Brief: Output the data verbatim, with nothing added or dropped.

Extracted records:
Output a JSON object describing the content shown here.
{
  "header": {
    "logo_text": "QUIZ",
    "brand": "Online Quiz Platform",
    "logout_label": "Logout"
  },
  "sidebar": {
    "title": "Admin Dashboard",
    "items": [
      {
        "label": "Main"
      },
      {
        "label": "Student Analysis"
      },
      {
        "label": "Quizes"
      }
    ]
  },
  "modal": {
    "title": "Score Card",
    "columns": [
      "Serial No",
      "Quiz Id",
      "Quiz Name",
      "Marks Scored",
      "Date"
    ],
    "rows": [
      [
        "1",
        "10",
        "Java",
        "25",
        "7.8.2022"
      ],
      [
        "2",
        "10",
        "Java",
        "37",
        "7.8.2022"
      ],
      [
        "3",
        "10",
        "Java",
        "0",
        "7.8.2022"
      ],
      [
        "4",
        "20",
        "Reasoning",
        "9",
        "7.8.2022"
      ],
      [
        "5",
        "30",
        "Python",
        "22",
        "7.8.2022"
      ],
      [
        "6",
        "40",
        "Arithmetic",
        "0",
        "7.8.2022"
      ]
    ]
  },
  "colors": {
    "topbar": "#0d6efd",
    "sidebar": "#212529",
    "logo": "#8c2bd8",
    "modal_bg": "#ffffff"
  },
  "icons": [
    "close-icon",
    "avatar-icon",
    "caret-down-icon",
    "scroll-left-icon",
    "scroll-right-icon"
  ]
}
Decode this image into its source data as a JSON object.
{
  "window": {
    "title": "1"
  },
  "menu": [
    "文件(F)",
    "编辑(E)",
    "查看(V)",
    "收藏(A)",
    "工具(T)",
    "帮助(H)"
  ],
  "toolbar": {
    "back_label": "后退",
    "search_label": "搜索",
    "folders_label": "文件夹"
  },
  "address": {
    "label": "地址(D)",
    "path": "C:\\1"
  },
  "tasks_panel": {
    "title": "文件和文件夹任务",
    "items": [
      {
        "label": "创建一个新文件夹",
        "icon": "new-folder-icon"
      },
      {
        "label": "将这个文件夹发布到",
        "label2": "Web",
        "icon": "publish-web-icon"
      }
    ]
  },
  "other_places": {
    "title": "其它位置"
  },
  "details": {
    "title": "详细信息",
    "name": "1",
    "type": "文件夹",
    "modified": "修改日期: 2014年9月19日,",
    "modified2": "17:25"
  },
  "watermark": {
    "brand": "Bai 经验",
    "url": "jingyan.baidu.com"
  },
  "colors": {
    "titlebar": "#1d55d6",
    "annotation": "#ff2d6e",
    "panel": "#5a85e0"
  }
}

Task response:
Output a JSON object describing the content shown here.
{
  "header": {
    "logo_text": "QUIZ",
    "brand": "Online Quiz Platform",
    "logout_label": "Logout"
  },
  "sidebar": {
    "title": "Admin Dashboard",
    "items": [
      {
        "label": "Main"
      },
      {
        "label": "Student Analysis"
      },
      {
        "label": "Quizes"
      }
    ]
  },
  "modal": {
    "title": "Score Card",
    "columns": [
      "Serial No",
      "Quiz Id",
      "Quiz Name",
      "Marks Scored",
      "Date"
    ],
    "rows": [
      [
        "1",
        "10",
        "Java",
        "25",
        "7.8.2022"
      ],
      [
        "2",
        "10",
        "Java",
        "37",
        "7.8.2022"
      ],
      [
        "3",
        "10",
        "Java",
        "0",
        "7.8.2022"
      ],
      [
        "4",
        "20",
        "Reasoning",
        "9",
        "7.8.2022"
      ],
      [
        "5",
        "30",
        "Python",
        "22",
        "7.8.2022"
      ],
      [
        "6",
        "40",
        "Arithmetic",
        "0",
        "7.8.2022"
      ]
    ]
  },
  "colors": {
    "topbar": "#0d6efd",
    "sidebar": "#212529",
    "logo": "#8c2bd8",
    "modal_bg": "#ffffff"
  },
  "icons": [
    "close-icon",
    "avatar-icon",
    "caret-down-icon",
    "scroll-left-icon",
    "scroll-right-icon"
  ]
}
Decode this image into its source data as a JSON object.
{
  "window": {
    "title": "1"
  },
  "menu": [
    "文件(F)",
    "编辑(E)",
    "查看(V)",
    "收藏(A)",
    "工具(T)",
    "帮助(H)"
  ],
  "toolbar": {
    "back_label": "后退",
    "search_label": "搜索",
    "folders_label": "文件夹"
  },
  "address": {
    "label": "地址(D)",
    "path": "C:\\1"
  },
  "tasks_panel": {
    "title": "文件和文件夹任务",
    "items": [
      {
        "label": "创建一个新文件夹",
        "icon": "new-folder-icon"
      },
      {
        "label": "将这个文件夹发布到",
        "label2": "Web",
        "icon": "publish-web-icon"
      }
    ]
  },
  "other_places": {
    "title": "其它位置"
  },
  "details": {
    "title": "详细信息",
    "name": "1",
    "type": "文件夹",
    "modified": "修改日期: 2014年9月19日,",
    "modified2": "17:25"
  },
  "watermark": {
    "brand": "Bai 经验",
    "url": "jingyan.baidu.com"
  },
  "colors": {
    "titlebar": "#1d55d6",
    "annotation": "#ff2d6e",
    "panel": "#5a85e0"
  }
}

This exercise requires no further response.